(Working data)

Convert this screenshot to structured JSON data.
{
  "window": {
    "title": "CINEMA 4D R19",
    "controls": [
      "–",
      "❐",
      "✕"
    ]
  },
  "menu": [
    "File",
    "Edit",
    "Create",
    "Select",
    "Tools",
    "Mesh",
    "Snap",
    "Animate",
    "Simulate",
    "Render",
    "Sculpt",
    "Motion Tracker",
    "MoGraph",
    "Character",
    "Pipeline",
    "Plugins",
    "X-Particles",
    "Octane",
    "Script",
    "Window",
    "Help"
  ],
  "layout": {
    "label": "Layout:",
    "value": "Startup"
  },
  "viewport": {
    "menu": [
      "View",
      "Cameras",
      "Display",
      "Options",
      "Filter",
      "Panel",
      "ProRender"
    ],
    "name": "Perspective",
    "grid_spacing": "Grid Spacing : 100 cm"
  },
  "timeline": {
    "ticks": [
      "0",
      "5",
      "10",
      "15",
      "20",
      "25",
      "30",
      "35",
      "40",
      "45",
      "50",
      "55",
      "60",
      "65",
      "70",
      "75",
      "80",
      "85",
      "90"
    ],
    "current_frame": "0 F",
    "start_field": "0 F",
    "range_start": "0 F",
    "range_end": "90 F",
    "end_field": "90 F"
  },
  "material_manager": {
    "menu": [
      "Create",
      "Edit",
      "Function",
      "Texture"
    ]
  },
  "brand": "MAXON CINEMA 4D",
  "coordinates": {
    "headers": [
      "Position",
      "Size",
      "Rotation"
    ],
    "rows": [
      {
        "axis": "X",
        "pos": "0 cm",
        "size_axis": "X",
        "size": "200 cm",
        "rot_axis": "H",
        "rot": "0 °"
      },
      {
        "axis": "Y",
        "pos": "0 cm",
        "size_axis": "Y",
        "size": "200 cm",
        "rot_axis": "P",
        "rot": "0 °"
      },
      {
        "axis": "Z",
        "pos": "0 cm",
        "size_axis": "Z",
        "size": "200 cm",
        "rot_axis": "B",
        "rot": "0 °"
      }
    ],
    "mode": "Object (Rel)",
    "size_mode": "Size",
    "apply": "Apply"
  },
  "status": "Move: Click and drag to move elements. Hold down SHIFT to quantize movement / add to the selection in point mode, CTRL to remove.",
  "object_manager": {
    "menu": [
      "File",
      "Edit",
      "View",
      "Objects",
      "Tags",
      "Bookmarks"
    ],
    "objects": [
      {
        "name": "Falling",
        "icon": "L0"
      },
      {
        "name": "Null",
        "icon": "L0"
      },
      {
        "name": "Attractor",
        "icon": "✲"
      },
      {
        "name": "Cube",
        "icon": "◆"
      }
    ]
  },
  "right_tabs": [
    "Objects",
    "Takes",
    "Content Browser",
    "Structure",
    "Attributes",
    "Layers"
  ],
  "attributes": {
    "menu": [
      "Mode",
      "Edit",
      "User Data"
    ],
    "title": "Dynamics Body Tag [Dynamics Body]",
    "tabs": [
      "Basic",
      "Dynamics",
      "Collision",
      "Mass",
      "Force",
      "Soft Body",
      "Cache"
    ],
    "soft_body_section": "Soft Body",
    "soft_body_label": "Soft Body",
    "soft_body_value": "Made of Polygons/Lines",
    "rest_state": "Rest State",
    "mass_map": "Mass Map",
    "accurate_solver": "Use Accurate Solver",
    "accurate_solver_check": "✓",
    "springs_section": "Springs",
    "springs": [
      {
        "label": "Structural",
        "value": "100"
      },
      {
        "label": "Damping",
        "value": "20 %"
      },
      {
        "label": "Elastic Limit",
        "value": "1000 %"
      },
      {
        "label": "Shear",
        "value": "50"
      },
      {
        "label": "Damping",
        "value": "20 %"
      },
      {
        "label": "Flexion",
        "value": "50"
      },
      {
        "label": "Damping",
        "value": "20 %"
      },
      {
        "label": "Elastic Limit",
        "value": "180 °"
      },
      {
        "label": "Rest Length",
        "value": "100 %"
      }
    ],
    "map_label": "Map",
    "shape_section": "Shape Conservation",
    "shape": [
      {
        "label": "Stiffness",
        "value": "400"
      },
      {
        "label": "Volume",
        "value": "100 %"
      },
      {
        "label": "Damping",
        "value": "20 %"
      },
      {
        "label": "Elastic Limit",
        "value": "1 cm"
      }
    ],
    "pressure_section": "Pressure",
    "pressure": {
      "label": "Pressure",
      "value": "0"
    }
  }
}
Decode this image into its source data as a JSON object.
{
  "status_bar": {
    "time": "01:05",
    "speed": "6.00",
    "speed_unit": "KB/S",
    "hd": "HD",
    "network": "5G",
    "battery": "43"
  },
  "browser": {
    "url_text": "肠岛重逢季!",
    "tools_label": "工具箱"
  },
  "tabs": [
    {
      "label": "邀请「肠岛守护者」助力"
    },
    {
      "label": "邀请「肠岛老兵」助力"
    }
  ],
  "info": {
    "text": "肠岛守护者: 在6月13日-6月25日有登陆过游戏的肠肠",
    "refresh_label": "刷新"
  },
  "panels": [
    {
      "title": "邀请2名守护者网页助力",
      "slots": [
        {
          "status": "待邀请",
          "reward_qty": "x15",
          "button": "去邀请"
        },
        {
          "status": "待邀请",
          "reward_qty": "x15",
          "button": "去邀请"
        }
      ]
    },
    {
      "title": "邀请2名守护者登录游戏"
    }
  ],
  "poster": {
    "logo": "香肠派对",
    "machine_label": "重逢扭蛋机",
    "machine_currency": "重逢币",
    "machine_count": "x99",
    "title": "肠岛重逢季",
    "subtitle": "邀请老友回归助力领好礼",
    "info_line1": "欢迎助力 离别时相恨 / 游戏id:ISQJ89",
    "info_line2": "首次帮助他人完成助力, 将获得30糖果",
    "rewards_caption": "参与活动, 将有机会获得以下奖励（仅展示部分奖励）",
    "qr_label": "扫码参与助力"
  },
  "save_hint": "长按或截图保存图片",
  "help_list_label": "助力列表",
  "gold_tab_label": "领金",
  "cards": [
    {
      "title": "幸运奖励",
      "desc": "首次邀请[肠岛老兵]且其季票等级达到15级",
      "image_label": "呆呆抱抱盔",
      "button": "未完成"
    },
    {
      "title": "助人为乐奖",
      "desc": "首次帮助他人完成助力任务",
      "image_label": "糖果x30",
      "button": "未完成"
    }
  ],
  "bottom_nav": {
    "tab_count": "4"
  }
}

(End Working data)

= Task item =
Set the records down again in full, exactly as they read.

= Solved exercise =
Convert this screenshot to structured JSON data.
{
  "window": {
    "title": "CINEMA 4D R19",
    "controls": [
      "–",
      "❐",
      "✕"
    ]
  },
  "menu": [
    "File",
    "Edit",
    "Create",
    "Select",
    "Tools",
    "Mesh",
    "Snap",
    "Animate",
    "Simulate",
    "Render",
    "Sculpt",
    "Motion Tracker",
    "MoGraph",
    "Character",
    "Pipeline",
    "Plugins",
    "X-Particles",
    "Octane",
    "Script",
    "Window",
    "Help"
  ],
  "layout": {
    "label": "Layout:",
    "value": "Startup"
  },
  "viewport": {
    "menu": [
      "View",
      "Cameras",
      "Display",
      "Options",
      "Filter",
      "Panel",
      "ProRender"
    ],
    "name": "Perspective",
    "grid_spacing": "Grid Spacing : 100 cm"
  },
  "timeline": {
    "ticks": [
      "0",
      "5",
      "10",
      "15",
      "20",
      "25",
      "30",
      "35",
      "40",
      "45",
      "50",
      "55",
      "60",
      "65",
      "70",
      "75",
      "80",
      "85",
      "90"
    ],
    "current_frame": "0 F",
    "start_field": "0 F",
    "range_start": "0 F",
    "range_end": "90 F",
    "end_field": "90 F"
  },
  "material_manager": {
    "menu": [
      "Create",
      "Edit",
      "Function",
      "Texture"
    ]
  },
  "brand": "MAXON CINEMA 4D",
  "coordinates": {
    "headers": [
      "Position",
      "Size",
      "Rotation"
    ],
    "rows": [
      {
        "axis": "X",
        "pos": "0 cm",
        "size_axis": "X",
        "size": "200 cm",
        "rot_axis": "H",
        "rot": "0 °"
      },
      {
        "axis": "Y",
        "pos": "0 cm",
        "size_axis": "Y",
        "size": "200 cm",
        "rot_axis": "P",
        "rot": "0 °"
      },
      {
        "axis": "Z",
        "pos": "0 cm",
        "size_axis": "Z",
        "size": "200 cm",
        "rot_axis": "B",
        "rot": "0 °"
      }
    ],
    "mode": "Object (Rel)",
    "size_mode": "Size",
    "apply": "Apply"
  },
  "status": "Move: Click and drag to move elements. Hold down SHIFT to quantize movement / add to the selection in point mode, CTRL to remove.",
  "object_manager": {
    "menu": [
      "File",
      "Edit",
      "View",
      "Objects",
      "Tags",
      "Bookmarks"
    ],
    "objects": [
      {
        "name": "Falling",
        "icon": "L0"
      },
      {
        "name": "Null",
        "icon": "L0"
      },
      {
        "name": "Attractor",
        "icon": "✲"
      },
      {
        "name": "Cube",
        "icon": "◆"
      }
    ]
  },
  "right_tabs": [
    "Objects",
    "Takes",
    "Content Browser",
    "Structure",
    "Attributes",
    "Layers"
  ],
  "attributes": {
    "menu": [
      "Mode",
      "Edit",
      "User Data"
    ],
    "title": "Dynamics Body Tag [Dynamics Body]",
    "tabs": [
      "Basic",
      "Dynamics",
      "Collision",
      "Mass",
      "Force",
      "Soft Body",
      "Cache"
    ],
    "soft_body_section": "Soft Body",
    "soft_body_label": "Soft Body",
    "soft_body_value": "Made of Polygons/Lines",
    "rest_state": "Rest State",
    "mass_map": "Mass Map",
    "accurate_solver": "Use Accurate Solver",
    "accurate_solver_check": "✓",
    "springs_section": "Springs",
    "springs": [
      {
        "label": "Structural",
        "value": "100"
      },
      {
        "label": "Damping",
        "value": "20 %"
      },
      {
        "label": "Elastic Limit",
        "value": "1000 %"
      },
      {
        "label": "Shear",
        "value": "50"
      },
      {
        "label": "Damping",
        "value": "20 %"
      },
      {
        "label": "Flexion",
        "value": "50"
      },
      {
        "label": "Damping",
        "value": "20 %"
      },
      {
        "label": "Elastic Limit",
        "value": "180 °"
      },
      {
        "label": "Rest Length",
        "value": "100 %"
      }
    ],
    "map_label": "Map",
    "shape_section": "Shape Conservation",
    "shape": [
      {
        "label": "Stiffness",
        "value": "400"
      },
      {
        "label": "Volume",
        "value": "100 %"
      },
      {
        "label": "Damping",
        "value": "20 %"
      },
      {
        "label": "Elastic Limit",
        "value": "1 cm"
      }
    ],
    "pressure_section": "Pressure",
    "pressure": {
      "label": "Pressure",
      "value": "0"
    }
  }
}
Decode this image into its source data as a JSON object.
{
  "status_bar": {
    "time": "01:05",
    "speed": "6.00",
    "speed_unit": "KB/S",
    "hd": "HD",
    "network": "5G",
    "battery": "43"
  },
  "browser": {
    "url_text": "肠岛重逢季!",
    "tools_label": "工具箱"
  },
  "tabs": [
    {
      "label": "邀请「肠岛守护者」助力"
    },
    {
      "label": "邀请「肠岛老兵」助力"
    }
  ],
  "info": {
    "text": "肠岛守护者: 在6月13日-6月25日有登陆过游戏的肠肠",
    "refresh_label": "刷新"
  },
  "panels": [
    {
      "title": "邀请2名守护者网页助力",
      "slots": [
        {
          "status": "待邀请",
          "reward_qty": "x15",
          "button": "去邀请"
        },
        {
          "status": "待邀请",
          "reward_qty": "x15",
          "button": "去邀请"
        }
      ]
    },
    {
      "title": "邀请2名守护者登录游戏"
    }
  ],
  "poster": {
    "logo": "香肠派对",
    "machine_label": "重逢扭蛋机",
    "machine_currency": "重逢币",
    "machine_count": "x99",
    "title": "肠岛重逢季",
    "subtitle": "邀请老友回归助力领好礼",
    "info_line1": "欢迎助力 离别时相恨 / 游戏id:ISQJ89",
    "info_line2": "首次帮助他人完成助力, 将获得30糖果",
    "rewards_caption": "参与活动, 将有机会获得以下奖励（仅展示部分奖励）",
    "qr_label": "扫码参与助力"
  },
  "save_hint": "长按或截图保存图片",
  "help_list_label": "助力列表",
  "gold_tab_label": "领金",
  "cards": [
    {
      "title": "幸运奖励",
      "desc": "首次邀请[肠岛老兵]且其季票等级达到15级",
      "image_label": "呆呆抱抱盔",
      "button": "未完成"
    },
    {
      "title": "助人为乐奖",
      "desc": "首次帮助他人完成助力任务",
      "image_label": "糖果x30",
      "button": "未完成"
    }
  ],
  "bottom_nav": {
    "tab_count": "4"
  }
}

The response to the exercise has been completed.